One solution would be to start storing emerging lexical forms harvested from large web corpora and other underutilized sources of lexical knowledge, like query logs, and validate them with the help of domain experts and professional lexicographers.
Use Case 2. Lexicon users’ needs
The use of expressions that are marked for style, genre, domain, or register (and/or other textual categories), or the use of expressions which are misspelled or idiomatic for some textual category are beyond the competence of a novice reader or a non-native speaker. This is especially true in social networks, since one cannot tell if the texts one reads are good or bad the way native readers can. When readers read a language they do not know at all, they can use automatic translation or online dictionaries or other lexical resources. However, they cannot determine the type of text they are reading. They cannot tell if the text is verbose, terse, formal, informal, stupid, funny, bad, or good. For instance, the Italian phrase Ciao bella [literally: ‘hello beautiful (woman/girl)’ ] is a salutation that in everyday speech is not linked to the concept of being a ‘beautiful woman/girl’. It is an informal − familiar or colloquial − phrase that expresses some kind of affection or familiar relation to a female human. The masculin *Ciao bello is not used. If the multiword expression Ciao bella is found in a text, it indicates that the stylistic register is or becomes familiar and more intimate. The suggested translation should then not be something like “Hi beautiful” in English or “Hej vacker” in Swedish, but rather “Hello dear” or “Hello love” in English and simply “Hej på dig” in Swedish. To make another example, the phrase have a buzz − often used in the scripts of Coronation Street (a famous British soap) − means that this line is spoken by a Mancunian and those who do not live or have friends in Manchester might miss that it means “have a good time”.

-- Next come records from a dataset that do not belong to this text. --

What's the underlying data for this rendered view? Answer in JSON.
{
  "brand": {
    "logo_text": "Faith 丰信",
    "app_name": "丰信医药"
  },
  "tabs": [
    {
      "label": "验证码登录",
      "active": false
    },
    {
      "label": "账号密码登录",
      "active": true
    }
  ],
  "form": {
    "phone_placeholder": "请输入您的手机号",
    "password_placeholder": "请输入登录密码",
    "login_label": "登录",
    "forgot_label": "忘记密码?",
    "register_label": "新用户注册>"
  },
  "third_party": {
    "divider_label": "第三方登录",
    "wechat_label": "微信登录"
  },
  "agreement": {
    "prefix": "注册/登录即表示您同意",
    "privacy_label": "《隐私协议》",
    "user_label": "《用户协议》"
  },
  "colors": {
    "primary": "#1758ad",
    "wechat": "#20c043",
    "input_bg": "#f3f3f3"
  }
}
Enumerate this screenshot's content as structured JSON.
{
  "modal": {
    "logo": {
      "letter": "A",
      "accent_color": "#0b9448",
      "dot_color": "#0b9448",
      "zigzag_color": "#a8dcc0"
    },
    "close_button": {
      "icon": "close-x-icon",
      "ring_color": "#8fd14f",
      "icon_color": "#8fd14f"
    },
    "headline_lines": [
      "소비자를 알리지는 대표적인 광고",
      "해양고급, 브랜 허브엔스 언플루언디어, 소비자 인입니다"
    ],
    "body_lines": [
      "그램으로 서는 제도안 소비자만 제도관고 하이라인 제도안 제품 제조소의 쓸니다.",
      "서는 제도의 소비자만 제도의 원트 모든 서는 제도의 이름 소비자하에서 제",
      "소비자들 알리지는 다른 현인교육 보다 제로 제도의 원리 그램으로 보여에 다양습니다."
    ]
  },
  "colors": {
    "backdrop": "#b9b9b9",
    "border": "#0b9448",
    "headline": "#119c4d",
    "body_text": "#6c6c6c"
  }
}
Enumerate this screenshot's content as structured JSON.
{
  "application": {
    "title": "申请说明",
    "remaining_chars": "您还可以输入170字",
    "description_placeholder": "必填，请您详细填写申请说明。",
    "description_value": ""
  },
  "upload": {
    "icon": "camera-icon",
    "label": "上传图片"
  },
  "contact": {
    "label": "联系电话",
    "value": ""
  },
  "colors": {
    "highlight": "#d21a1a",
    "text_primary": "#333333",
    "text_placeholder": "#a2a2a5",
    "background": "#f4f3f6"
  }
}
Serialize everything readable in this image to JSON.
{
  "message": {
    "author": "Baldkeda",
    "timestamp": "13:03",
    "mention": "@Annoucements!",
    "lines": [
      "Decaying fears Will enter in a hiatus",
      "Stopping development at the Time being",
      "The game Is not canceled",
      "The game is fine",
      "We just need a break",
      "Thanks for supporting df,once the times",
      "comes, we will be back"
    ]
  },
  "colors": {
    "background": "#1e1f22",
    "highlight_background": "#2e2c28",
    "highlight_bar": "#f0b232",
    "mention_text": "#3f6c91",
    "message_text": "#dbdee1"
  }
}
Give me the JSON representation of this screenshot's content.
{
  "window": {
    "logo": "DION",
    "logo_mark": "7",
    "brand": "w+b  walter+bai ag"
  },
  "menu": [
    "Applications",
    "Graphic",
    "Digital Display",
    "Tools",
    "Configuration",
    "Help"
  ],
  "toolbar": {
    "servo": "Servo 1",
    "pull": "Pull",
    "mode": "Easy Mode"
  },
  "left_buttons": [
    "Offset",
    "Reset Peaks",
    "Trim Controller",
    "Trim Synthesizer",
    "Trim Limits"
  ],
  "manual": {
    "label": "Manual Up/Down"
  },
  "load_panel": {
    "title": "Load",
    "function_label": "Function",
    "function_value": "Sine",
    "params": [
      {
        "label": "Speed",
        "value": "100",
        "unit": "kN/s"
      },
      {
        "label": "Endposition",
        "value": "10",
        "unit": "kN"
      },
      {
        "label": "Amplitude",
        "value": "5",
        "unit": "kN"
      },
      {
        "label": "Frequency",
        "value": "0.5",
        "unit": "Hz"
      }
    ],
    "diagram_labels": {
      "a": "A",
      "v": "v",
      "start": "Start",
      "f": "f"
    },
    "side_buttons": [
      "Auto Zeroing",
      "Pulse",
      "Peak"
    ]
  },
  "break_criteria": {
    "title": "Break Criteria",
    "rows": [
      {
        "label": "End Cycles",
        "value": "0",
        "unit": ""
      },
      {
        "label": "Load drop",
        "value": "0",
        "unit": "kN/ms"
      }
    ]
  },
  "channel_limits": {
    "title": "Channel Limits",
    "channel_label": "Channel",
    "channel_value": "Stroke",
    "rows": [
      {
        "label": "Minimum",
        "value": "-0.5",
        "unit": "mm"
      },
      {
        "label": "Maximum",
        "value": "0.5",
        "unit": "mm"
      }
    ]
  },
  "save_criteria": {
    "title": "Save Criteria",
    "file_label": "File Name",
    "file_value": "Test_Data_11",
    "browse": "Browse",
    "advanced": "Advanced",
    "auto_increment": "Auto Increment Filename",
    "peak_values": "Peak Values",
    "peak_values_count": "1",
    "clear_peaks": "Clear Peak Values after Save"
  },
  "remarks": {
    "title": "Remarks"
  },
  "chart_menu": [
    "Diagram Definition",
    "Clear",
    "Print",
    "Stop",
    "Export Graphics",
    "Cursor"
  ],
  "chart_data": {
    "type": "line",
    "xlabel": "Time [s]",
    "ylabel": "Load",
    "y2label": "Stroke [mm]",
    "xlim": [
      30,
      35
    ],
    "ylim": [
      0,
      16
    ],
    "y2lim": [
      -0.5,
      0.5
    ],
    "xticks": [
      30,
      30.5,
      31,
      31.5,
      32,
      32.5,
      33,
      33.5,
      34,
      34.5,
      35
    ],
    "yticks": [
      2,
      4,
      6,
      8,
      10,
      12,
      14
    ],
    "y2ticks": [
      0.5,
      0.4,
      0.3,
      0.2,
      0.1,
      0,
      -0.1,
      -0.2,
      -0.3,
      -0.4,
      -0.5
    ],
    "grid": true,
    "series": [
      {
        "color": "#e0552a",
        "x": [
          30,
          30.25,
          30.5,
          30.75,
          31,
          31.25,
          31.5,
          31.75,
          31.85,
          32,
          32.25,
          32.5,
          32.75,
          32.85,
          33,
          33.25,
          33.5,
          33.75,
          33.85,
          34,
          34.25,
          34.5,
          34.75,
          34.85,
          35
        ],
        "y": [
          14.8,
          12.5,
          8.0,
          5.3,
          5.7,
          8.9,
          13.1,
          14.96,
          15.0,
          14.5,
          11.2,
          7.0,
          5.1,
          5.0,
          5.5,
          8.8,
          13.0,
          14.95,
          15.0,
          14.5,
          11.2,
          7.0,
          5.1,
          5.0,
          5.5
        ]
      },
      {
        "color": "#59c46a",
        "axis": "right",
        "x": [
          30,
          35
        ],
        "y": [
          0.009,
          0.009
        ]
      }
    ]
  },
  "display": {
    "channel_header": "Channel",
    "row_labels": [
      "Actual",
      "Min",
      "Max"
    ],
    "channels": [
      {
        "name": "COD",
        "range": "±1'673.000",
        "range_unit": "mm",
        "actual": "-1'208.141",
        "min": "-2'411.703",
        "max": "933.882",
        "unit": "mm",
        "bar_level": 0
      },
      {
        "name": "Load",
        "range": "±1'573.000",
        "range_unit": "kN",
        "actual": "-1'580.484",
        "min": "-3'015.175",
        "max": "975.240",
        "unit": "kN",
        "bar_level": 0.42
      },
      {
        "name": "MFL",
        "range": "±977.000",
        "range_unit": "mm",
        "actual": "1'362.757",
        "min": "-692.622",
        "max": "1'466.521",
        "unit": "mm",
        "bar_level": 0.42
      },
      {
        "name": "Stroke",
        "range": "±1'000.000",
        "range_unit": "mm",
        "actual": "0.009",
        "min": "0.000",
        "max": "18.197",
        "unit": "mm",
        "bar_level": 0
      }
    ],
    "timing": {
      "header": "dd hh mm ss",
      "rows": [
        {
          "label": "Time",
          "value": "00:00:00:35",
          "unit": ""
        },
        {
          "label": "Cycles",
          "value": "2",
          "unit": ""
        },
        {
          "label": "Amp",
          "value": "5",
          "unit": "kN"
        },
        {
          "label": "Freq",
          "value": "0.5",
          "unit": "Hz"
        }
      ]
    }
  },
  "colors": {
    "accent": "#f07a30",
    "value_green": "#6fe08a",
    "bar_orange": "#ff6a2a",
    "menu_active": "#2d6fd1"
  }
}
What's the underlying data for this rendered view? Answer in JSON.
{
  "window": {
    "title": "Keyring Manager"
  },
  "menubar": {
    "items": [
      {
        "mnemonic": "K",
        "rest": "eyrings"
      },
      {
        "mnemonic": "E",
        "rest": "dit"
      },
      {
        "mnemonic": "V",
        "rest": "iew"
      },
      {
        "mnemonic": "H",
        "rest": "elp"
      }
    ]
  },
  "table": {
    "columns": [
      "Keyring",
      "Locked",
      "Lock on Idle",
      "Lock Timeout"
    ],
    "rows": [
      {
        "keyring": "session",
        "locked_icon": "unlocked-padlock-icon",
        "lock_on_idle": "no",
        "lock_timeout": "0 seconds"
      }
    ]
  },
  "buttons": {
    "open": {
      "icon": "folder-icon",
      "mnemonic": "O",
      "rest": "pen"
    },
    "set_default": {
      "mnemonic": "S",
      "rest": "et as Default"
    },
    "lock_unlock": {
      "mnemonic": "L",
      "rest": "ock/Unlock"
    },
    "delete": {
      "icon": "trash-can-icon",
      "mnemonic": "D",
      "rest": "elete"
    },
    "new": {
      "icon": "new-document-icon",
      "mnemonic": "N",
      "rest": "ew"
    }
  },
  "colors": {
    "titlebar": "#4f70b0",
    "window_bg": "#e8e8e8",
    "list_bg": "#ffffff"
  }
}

Users would benefit from context-of-use labels telling how lexical forms contextualise across registers, styles, domains, or genres, on a micro-level as well as on a text level. —- this is the end of the post